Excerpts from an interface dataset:
___

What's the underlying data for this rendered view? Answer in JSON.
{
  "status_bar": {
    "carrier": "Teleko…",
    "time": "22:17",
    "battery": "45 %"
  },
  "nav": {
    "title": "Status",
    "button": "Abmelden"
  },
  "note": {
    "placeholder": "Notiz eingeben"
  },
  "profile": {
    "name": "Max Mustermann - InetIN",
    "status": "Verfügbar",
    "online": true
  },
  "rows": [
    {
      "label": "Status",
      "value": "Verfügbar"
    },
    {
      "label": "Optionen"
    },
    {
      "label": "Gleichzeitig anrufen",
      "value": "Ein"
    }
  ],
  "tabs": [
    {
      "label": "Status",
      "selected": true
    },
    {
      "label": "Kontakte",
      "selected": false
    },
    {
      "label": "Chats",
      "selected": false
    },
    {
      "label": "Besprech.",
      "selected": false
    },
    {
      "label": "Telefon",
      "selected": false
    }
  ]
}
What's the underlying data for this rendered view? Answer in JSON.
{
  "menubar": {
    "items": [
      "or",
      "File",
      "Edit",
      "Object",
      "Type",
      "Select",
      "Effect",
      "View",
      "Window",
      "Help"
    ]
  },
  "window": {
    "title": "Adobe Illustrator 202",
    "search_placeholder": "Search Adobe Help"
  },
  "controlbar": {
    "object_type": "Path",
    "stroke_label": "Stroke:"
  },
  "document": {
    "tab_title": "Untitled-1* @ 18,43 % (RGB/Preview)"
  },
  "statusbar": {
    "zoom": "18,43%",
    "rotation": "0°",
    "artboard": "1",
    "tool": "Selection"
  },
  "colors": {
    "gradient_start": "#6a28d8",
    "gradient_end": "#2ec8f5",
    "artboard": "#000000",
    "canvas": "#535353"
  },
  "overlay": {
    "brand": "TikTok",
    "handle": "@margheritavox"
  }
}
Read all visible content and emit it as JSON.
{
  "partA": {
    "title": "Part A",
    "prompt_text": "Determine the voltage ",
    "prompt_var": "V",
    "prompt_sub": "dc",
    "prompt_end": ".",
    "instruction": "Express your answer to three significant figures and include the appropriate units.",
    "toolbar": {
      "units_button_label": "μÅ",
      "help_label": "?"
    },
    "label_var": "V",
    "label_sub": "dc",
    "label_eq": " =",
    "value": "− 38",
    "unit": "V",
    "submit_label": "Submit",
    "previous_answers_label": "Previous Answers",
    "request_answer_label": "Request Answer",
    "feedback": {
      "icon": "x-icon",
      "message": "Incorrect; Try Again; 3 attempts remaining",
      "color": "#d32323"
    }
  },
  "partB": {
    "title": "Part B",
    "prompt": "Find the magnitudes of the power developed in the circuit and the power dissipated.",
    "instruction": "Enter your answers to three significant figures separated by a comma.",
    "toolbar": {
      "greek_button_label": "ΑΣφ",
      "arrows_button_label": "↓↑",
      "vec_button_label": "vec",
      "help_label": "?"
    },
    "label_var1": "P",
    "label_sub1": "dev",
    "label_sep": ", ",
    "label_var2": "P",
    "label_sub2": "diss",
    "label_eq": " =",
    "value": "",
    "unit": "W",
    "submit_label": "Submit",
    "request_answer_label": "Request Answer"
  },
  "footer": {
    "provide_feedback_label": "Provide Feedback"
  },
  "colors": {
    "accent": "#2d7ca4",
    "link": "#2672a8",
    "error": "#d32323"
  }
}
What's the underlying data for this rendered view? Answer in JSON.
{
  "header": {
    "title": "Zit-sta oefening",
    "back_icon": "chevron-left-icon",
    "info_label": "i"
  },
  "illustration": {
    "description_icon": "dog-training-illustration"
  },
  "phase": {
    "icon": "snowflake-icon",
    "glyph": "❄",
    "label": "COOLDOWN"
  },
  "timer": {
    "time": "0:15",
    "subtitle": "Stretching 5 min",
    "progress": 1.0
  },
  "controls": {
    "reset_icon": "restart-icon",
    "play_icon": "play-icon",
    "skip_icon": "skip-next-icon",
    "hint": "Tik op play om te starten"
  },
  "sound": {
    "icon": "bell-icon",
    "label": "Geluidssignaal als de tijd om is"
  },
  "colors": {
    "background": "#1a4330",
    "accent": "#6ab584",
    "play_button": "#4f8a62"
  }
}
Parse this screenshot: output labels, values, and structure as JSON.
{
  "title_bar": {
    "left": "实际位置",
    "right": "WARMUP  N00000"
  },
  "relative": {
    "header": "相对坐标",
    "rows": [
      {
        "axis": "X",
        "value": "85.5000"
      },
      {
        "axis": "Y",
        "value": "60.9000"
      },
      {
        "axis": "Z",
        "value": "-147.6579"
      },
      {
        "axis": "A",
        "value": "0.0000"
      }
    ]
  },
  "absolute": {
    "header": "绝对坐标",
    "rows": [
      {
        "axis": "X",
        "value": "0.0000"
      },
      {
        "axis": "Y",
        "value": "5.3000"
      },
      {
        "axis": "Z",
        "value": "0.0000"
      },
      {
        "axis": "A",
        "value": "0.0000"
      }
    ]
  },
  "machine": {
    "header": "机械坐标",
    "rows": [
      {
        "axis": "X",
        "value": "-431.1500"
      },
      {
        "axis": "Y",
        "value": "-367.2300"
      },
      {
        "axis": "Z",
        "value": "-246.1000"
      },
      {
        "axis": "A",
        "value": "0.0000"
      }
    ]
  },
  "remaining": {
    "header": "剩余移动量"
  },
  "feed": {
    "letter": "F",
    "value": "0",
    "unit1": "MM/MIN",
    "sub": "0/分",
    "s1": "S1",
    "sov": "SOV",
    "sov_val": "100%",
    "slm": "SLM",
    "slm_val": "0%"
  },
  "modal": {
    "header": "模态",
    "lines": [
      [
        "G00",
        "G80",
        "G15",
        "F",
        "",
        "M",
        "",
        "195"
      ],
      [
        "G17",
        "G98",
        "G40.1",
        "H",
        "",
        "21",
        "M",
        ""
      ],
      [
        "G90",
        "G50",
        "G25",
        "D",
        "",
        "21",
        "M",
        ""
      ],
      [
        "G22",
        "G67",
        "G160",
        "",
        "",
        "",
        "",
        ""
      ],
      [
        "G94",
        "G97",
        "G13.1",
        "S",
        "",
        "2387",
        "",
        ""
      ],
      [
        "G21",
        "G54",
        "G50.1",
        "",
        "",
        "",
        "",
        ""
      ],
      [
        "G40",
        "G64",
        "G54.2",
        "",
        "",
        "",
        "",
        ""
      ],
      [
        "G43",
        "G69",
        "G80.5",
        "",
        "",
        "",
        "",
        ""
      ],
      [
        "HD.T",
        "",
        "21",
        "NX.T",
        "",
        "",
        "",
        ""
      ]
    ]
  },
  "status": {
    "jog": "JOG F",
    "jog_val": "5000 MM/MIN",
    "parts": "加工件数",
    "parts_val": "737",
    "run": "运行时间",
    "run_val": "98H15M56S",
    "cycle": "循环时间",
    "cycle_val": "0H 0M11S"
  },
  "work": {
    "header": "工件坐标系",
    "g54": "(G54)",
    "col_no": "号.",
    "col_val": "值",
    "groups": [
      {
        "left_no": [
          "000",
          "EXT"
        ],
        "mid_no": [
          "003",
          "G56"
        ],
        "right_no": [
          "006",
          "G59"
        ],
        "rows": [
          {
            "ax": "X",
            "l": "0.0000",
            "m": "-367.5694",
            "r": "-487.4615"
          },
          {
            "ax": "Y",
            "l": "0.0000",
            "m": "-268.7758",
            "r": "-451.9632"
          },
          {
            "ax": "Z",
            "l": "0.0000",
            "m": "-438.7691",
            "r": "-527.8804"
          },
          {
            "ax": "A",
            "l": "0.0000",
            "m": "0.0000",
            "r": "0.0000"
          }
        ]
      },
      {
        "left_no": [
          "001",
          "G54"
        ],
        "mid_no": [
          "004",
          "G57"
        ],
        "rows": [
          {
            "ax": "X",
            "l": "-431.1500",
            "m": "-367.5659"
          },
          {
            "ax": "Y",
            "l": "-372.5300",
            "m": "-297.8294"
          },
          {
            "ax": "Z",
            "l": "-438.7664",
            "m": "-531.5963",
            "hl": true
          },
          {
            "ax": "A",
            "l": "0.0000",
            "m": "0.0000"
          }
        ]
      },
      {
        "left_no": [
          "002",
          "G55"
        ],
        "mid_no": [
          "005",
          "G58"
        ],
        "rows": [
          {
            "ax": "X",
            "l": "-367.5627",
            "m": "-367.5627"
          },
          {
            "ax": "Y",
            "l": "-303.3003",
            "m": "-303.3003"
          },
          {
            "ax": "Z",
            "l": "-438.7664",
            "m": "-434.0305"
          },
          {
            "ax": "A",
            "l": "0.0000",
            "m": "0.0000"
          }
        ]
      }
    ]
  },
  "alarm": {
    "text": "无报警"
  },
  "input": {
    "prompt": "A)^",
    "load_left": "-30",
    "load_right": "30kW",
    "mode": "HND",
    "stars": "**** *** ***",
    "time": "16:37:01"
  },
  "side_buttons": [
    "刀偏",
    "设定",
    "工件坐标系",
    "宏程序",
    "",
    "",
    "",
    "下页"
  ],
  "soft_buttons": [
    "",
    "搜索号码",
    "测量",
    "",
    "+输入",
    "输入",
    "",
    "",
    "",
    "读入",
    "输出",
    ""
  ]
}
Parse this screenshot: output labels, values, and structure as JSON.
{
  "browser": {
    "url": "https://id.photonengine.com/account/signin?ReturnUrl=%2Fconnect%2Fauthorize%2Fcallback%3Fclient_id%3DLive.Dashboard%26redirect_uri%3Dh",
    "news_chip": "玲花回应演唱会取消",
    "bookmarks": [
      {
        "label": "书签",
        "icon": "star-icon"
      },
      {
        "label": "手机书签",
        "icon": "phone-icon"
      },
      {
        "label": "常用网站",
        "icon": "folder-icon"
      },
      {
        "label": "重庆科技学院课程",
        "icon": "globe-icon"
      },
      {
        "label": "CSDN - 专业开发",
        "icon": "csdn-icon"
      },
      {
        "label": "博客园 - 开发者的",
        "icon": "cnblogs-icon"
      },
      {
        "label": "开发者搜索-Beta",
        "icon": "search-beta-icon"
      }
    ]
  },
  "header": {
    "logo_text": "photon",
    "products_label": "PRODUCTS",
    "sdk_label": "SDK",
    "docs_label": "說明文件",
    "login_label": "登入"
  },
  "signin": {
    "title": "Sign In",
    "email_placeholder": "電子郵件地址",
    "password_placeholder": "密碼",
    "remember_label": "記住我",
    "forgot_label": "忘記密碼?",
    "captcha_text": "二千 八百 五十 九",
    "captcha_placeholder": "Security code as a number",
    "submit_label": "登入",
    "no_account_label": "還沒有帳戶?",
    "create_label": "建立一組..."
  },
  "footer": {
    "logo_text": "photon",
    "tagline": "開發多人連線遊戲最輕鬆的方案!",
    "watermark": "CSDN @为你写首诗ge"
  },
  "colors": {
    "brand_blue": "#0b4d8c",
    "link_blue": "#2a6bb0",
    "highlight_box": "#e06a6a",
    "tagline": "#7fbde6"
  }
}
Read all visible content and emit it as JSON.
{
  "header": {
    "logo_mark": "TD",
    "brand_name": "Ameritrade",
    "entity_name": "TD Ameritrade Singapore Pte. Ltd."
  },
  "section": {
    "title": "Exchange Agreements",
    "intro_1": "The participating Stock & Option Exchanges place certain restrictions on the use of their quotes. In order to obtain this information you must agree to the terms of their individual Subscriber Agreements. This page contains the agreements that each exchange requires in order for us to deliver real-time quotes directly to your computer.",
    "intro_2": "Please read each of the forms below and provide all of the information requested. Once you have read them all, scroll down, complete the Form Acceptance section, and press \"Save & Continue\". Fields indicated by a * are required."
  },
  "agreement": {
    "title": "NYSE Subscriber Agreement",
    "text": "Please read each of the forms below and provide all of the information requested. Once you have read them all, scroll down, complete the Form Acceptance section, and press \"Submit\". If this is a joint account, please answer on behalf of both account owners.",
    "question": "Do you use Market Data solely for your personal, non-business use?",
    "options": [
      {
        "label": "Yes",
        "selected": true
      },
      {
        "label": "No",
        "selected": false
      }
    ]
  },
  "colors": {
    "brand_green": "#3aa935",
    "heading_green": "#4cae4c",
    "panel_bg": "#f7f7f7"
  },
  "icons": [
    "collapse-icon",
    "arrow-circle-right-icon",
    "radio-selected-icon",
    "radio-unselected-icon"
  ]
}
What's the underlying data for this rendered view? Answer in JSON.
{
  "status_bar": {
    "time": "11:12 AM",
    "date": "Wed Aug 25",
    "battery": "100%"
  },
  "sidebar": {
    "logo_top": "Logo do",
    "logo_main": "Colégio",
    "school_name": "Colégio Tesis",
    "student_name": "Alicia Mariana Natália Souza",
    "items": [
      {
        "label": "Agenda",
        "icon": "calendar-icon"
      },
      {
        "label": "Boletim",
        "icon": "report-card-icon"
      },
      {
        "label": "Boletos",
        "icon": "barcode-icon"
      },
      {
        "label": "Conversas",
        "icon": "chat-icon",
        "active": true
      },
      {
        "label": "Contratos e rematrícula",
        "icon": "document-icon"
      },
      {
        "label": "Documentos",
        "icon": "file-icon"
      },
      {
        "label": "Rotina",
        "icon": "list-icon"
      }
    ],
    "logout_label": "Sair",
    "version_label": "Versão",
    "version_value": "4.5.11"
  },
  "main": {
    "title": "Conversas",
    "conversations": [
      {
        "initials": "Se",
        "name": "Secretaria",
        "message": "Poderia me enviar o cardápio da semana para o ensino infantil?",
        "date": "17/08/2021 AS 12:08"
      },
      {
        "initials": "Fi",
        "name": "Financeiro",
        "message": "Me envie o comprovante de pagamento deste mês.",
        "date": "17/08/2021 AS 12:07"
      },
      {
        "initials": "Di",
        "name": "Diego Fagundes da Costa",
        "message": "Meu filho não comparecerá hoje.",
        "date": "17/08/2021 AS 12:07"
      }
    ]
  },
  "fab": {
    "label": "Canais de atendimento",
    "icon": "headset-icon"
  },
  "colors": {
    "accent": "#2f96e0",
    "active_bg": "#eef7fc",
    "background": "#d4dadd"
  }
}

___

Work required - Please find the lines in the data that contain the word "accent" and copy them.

Written response -
    "accent": "#2d7ca4",
    "accent": "#6ab584",
    "accent": "#2f96e0",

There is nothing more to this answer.